Raden Saleh Sjarif Boestaman (1811 – 23 April 1880) was an Indonesian Romantic painter of Arab-Javanese ethnicity who pioneered modern Indonesian art. He was considered to be the first modern artist from Indonesia (then Dutch East Indies), and his paintings corresponded with nineteenth-century romanticism which was popular in Europe at the time. He also expressed his cultural roots and inventiveness in his work.
Young Raden Saleh was first taught in Bogor by the Belgian artist A.J. Payen. Payen acknowledged the youth's talent, and persuaded the colonial government of the Netherlands to send Raden Saleh to the Netherlands to study art. He arrived in Europe in 1829 and began to study under Cornelius Kruseman and Andreas Schelfhout.
It was from Kruseman that Raden Saleh studied his skills in portraiture, and later was accepted at various European courts where he was assigned to do portraits. While in Europe, in 1836 Saleh became the first indigenous Indonesian to be initiated into Freemasonry. From 1839, he spent five years at the court of Ernest I, Duke of Saxe-Coburg and Gotha, who became an important patron.

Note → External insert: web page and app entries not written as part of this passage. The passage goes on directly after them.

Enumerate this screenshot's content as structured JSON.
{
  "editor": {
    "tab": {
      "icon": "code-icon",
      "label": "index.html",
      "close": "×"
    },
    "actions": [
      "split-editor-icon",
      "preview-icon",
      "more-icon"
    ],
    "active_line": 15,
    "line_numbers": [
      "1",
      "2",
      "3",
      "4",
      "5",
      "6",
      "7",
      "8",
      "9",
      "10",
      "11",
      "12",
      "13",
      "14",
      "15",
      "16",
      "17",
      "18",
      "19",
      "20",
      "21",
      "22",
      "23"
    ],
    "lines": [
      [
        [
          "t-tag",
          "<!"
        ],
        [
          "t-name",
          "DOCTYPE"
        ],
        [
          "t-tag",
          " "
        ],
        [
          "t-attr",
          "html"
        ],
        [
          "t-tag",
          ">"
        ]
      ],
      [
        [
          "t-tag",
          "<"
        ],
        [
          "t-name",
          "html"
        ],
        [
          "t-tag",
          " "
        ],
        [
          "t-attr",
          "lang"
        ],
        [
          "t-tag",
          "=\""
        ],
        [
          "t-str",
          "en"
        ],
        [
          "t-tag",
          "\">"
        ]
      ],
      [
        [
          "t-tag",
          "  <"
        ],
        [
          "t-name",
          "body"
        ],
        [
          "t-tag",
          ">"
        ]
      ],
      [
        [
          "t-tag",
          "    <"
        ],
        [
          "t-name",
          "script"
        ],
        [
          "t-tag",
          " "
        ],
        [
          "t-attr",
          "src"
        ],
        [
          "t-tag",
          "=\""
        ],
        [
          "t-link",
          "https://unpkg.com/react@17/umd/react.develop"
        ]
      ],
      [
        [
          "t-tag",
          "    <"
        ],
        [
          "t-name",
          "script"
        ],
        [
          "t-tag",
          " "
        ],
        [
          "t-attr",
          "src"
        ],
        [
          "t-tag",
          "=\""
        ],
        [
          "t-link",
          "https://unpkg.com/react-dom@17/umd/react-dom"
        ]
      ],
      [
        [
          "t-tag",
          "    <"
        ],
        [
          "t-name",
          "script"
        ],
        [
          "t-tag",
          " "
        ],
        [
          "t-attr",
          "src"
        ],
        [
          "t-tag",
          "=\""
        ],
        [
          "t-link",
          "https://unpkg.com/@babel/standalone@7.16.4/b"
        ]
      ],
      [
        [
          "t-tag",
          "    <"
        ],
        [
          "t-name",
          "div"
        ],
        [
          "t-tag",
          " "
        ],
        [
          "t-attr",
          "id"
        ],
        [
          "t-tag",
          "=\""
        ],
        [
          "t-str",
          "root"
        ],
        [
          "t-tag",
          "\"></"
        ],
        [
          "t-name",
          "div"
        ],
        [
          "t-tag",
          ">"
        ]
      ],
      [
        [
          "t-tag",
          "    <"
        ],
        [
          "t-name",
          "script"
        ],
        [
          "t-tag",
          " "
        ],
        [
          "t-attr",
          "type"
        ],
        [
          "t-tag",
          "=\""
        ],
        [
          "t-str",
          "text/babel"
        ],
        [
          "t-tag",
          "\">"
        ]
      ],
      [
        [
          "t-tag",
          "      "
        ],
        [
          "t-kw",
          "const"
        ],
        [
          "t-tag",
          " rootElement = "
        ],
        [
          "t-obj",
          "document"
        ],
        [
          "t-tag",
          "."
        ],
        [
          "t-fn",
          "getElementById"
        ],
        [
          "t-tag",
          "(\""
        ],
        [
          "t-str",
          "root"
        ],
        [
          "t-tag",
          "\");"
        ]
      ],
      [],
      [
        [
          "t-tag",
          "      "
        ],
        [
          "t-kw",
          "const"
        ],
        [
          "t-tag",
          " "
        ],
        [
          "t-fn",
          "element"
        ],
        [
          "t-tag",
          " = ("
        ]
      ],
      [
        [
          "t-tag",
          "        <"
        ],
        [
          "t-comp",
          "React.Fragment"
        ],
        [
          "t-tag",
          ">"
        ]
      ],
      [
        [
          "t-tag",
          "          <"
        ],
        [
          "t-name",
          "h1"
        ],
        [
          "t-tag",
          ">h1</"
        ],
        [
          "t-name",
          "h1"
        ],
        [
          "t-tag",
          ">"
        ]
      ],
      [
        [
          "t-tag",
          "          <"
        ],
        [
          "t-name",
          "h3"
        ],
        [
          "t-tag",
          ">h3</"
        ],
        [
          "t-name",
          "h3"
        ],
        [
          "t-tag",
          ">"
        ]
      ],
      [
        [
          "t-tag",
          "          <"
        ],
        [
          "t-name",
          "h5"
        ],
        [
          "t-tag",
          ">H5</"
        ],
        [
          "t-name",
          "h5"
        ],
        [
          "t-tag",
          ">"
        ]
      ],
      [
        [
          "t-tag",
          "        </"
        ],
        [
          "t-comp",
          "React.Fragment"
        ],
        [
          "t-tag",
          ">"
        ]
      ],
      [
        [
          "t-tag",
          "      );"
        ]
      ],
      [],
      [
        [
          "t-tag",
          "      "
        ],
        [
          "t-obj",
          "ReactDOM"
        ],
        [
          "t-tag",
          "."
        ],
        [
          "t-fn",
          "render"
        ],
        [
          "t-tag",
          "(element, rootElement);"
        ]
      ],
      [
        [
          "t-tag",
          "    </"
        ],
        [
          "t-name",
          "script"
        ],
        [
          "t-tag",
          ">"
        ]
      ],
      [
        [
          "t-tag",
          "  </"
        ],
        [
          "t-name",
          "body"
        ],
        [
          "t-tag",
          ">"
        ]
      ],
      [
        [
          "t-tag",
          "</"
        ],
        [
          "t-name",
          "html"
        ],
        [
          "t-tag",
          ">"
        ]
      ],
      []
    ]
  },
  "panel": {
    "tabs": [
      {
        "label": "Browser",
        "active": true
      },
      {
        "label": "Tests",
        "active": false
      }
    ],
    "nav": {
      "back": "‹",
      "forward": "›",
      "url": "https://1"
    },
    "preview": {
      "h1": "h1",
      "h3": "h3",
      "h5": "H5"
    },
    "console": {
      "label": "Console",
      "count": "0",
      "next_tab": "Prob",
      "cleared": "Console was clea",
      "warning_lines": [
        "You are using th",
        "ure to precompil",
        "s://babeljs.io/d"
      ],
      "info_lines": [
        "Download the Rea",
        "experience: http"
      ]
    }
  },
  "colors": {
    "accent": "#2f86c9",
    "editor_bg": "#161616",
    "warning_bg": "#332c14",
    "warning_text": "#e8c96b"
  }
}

From Schelfhout, Raden Saleh furthered his skills as a landscape painter. Raden Saleh visited several European cities, as well as Algiers. In The Hague, a lion tamer allowed Raden Saleh to study his lion, and from that his most famous painting of animal fights was created, which subsequently brought fame to the artist. Many of his paintings were exhibited at the Rijksmuseum in Amsterdam. Several of his paintings were destroyed when the Colonial Dutch pavilion in Paris was burnt in 1931.